In fact, I just spent about 400 miles on the track with the Fiesta ST, GTI, and Type-R, Golf R, WRX STI, Civic Si, and all of those street cars, except for the Type-R, would go to limp mode. Five years ago we’d be able to pull a few fuses or sensors and be able to override it, but it’s gotten to the point where it’s extremely hard, and all the cars now are CAN-BUS wired. You can’t really trick (the car’s computer) that way (anymore).
So what you want to do is control your weight transfer absolutely as well as possible.
(Consider the Ford Focus ST.) ...It doesn’t have a real (limited-slip differential), but like so many of these cars now, (it) uses an electronic brake distribution control (to simulate the effect of an LSD).
It brakes individual wheels according to the inputs of what you are telling it to do. So steering wheel angle, and lateral G’s, which it measures, will determine which of the front brakes to apply, in little amounts, in order to get you around a corner.”
ACP: “It’s kind of an open secret that they do that with the rear brakes on the Focus ST. The car will automatically brake the inside wheel, just a little bit, around a hard corner which has exactly the same effect as the left-foot braking.
It locks up that wheel just a little bit, and that kicks the tail of the car around.
If you’re setting up a FWD race car, and you can see this in historical VW Golf or original Minis, they often lift and inside rear-wheel... Same with go-karts with solid rear axles, they’ll lift a wheel around a corner.
That’s a good way to get the tail to come around. Often guys do it with very stiff sway bars, you actually need a very stiff sway bar in the front of a FWD car, but a lot of guys jack up the sway bars in the rear, and that causes there to be enough rear roll stiffness that the rear breaks early.
And yes, you can make a FWD car oversteer all day long if you set it up right.
But in terms of street cars, trying to drive it fast, you’re going to be relying (mostly) on two things: A really good tire, and really good OEM electronics.
If you can learn to pilot a FWD car fast, you can drive anything. Mostly because, AWD cars, despite what they tell you about their symmetrical drive layout or whatever else, fundamentally drive like FWD cars.
And that’s because you’re still having that same challenge of how to handle the friction circle on the front tires.”
ACP: “That’s why guys who come from FWD rally cars as I did, I started in a Russian Lada, then I transitioned to AWD like the Evos have an easier time getting up to speed. Even Stig Blomqvist once said something like, “Ja, I think when the Quattro came out we had a bit of an advantage coming from FWD.”

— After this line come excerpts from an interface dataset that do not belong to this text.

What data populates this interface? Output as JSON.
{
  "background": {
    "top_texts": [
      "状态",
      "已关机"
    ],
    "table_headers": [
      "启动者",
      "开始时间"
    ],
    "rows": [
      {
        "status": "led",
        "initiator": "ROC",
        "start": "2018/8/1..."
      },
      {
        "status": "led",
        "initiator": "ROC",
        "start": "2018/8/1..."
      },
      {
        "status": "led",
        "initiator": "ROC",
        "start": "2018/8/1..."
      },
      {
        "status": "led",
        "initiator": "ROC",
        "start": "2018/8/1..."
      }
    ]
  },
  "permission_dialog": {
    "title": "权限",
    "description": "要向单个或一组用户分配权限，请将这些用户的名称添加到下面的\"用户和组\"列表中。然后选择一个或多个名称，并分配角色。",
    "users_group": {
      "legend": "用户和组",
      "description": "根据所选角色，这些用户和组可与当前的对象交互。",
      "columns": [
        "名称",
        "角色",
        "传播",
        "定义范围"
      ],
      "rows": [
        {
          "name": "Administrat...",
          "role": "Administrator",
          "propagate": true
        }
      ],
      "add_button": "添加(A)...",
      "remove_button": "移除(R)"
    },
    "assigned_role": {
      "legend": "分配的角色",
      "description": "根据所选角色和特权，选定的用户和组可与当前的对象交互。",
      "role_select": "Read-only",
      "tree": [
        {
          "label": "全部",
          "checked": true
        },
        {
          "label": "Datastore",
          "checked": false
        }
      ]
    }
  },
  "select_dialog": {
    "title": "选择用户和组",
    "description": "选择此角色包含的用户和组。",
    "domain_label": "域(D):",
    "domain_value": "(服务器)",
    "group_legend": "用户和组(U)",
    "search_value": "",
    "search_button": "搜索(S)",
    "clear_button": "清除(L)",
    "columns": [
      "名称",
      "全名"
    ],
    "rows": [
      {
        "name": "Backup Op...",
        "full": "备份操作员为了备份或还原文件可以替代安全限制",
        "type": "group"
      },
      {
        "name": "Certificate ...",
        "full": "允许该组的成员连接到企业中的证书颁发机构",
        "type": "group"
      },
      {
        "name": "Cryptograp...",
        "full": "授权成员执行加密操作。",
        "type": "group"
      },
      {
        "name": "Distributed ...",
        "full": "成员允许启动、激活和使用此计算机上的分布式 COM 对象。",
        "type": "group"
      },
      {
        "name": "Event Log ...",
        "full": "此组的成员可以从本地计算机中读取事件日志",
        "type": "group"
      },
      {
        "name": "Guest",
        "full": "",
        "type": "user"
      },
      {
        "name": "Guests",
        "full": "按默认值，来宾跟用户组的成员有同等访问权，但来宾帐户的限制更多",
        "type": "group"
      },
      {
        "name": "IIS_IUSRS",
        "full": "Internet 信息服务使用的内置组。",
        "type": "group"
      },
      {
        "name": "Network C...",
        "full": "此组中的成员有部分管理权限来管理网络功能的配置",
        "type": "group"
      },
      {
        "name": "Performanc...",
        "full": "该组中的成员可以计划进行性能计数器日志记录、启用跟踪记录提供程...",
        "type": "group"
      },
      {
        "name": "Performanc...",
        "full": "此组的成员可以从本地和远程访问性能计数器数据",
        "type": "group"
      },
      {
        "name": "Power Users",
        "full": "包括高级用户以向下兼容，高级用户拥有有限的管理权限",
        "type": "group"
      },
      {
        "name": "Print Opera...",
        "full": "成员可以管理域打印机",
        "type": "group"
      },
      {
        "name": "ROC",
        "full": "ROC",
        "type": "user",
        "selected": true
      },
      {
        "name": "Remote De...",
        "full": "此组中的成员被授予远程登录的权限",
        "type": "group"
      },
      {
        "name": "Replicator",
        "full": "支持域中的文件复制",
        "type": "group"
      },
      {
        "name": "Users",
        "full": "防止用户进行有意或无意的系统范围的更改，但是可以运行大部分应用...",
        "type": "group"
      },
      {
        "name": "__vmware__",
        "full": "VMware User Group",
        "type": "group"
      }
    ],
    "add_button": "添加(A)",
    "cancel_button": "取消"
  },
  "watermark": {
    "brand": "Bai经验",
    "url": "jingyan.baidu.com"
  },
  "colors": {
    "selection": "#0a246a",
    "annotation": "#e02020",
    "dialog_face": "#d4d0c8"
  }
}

Because AWD cars fundamentally are FWD cars with RWD added.
There is one exception: Nissan GT-Rs are a little different, they’re more like RWD, because they have a ridiculous transfer case, heavy, complicated. And similarly, the Ferrari FF has a whole different drive system with a crazy step-off clutch off the front. And lots of bonkers stuff.
But 90 to 95 percent of AWD cars are versions of FWD cars. Take the VW Golf R. It has a Haldex center coupler, it’s a FWD car until you need the rear drive, then the rear engages. Same as the Audi TT. Same as lots of cars. It’s just more efficient for them to produce. Evo is a little different, and STI is a little different, but they all fundamentally drive like FWD.”

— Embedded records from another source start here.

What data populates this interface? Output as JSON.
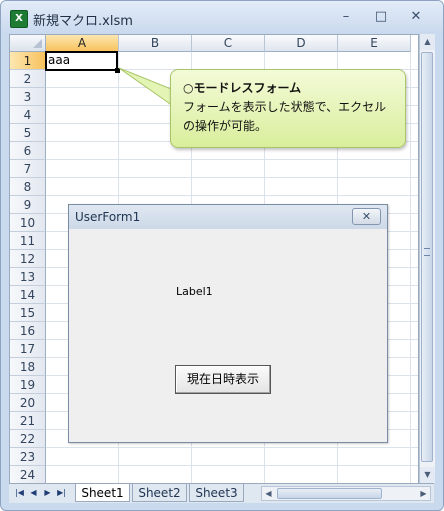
{
  "window": {
    "title": "新規マクロ.xlsm",
    "app_icon_glyph": "X",
    "controls": {
      "minimize": "–",
      "maximize": "□",
      "close": "✕"
    }
  },
  "sheet": {
    "columns": [
      "A",
      "B",
      "C",
      "D",
      "E"
    ],
    "selected_column": "A",
    "rows": [
      "1",
      "2",
      "3",
      "4",
      "5",
      "6",
      "7",
      "8",
      "9",
      "10",
      "11",
      "12",
      "13",
      "14",
      "15",
      "16",
      "17",
      "18",
      "19",
      "20",
      "21",
      "22",
      "23",
      "24"
    ],
    "selected_row": "1",
    "cells": {
      "A1": "aaa"
    }
  },
  "callout": {
    "title": "○モードレスフォーム",
    "body": "フォームを表示した状態で、エクセルの操作が可能。"
  },
  "userform": {
    "title": "UserForm1",
    "close_glyph": "✕",
    "label": "Label1",
    "button_label": "現在日時表示"
  },
  "tabs": {
    "nav": [
      "|◀",
      "◀",
      "▶",
      "▶|"
    ],
    "sheets": [
      "Sheet1",
      "Sheet2",
      "Sheet3"
    ],
    "active": "Sheet1"
  },
  "scrollbar": {
    "up": "▲",
    "down": "▼",
    "left": "◀",
    "right": "▶"
  },
  "colors": {
    "accent": "#f7c25e",
    "window_frame": "#c9d9ee",
    "callout": "#d9ee9c"
  }
}
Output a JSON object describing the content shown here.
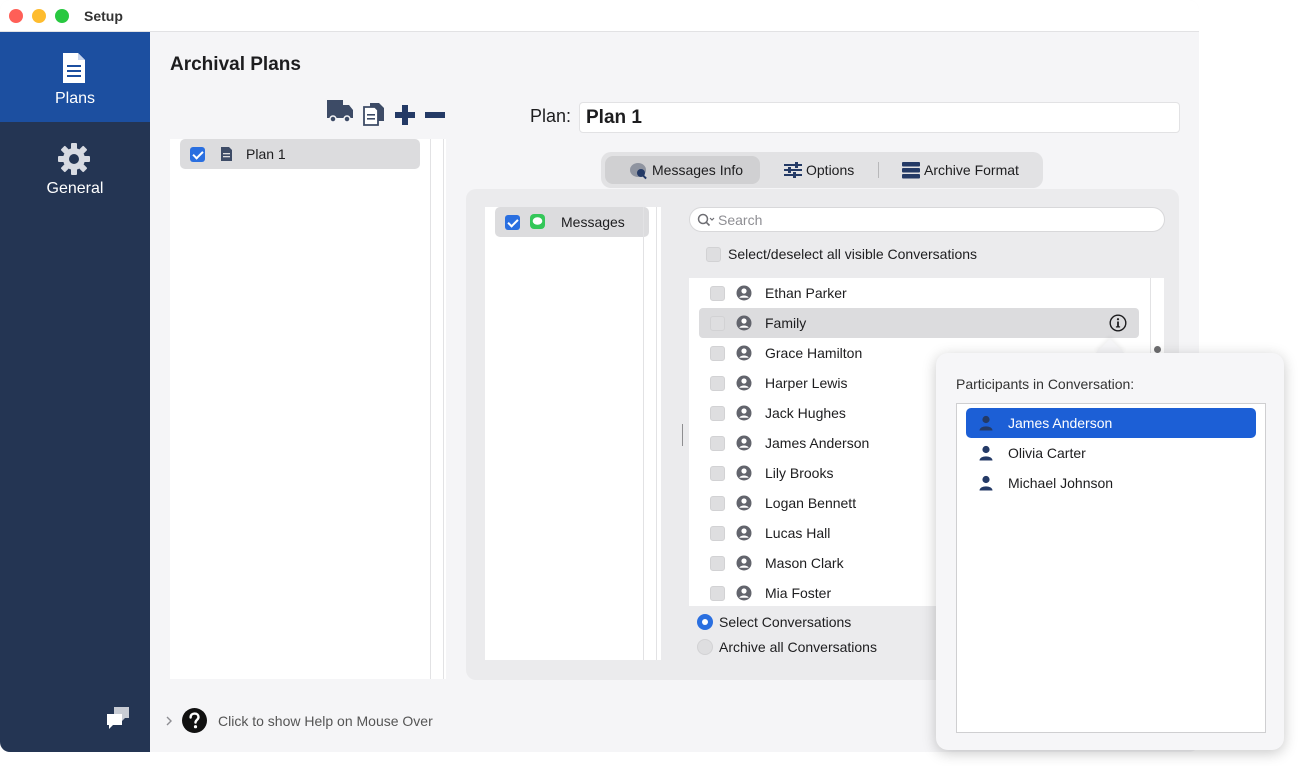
{
  "window": {
    "title": "Setup"
  },
  "sidebar": {
    "items": [
      {
        "label": "Plans",
        "icon": "document-icon",
        "active": true
      },
      {
        "label": "General",
        "icon": "gear-icon",
        "active": false
      }
    ]
  },
  "main": {
    "title": "Archival Plans",
    "plans": [
      {
        "label": "Plan 1",
        "checked": true
      }
    ],
    "plan_field": {
      "label": "Plan:",
      "value": "Plan 1"
    },
    "tabs": [
      {
        "label": "Messages Info",
        "active": true
      },
      {
        "label": "Options",
        "active": false
      },
      {
        "label": "Archive Format",
        "active": false
      }
    ]
  },
  "messages": {
    "services": [
      {
        "label": "Messages",
        "checked": true
      }
    ],
    "search": {
      "placeholder": "Search"
    },
    "select_all_label": "Select/deselect all visible Conversations",
    "conversations": [
      {
        "name": "Ethan Parker"
      },
      {
        "name": "Family",
        "selected": true
      },
      {
        "name": "Grace Hamilton"
      },
      {
        "name": "Harper Lewis"
      },
      {
        "name": "Jack Hughes"
      },
      {
        "name": "James Anderson"
      },
      {
        "name": "Lily Brooks"
      },
      {
        "name": "Logan Bennett"
      },
      {
        "name": "Lucas Hall"
      },
      {
        "name": "Mason Clark"
      },
      {
        "name": "Mia Foster"
      }
    ],
    "mode": {
      "select_label": "Select Conversations",
      "archive_all_label": "Archive all Conversations",
      "selected": "select"
    }
  },
  "popover": {
    "title": "Participants in Conversation:",
    "participants": [
      {
        "name": "James Anderson",
        "selected": true
      },
      {
        "name": "Olivia Carter"
      },
      {
        "name": "Michael Johnson"
      }
    ]
  },
  "help": {
    "label": "Click to show Help on Mouse Over"
  },
  "colors": {
    "sidebar": "#243553",
    "sidebar_active": "#1c4fa0",
    "accent": "#2a6fe0",
    "selection": "#1c5fd6"
  }
}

So if you’re trying to figure out how to whip your GTI, ST, Si, Type-R or anything else meant to be driven that’s got its drive wheels up front, try to digest some of ACP’s advice and put it into practice.
Just remember to take it to a track if you really want to test your limits.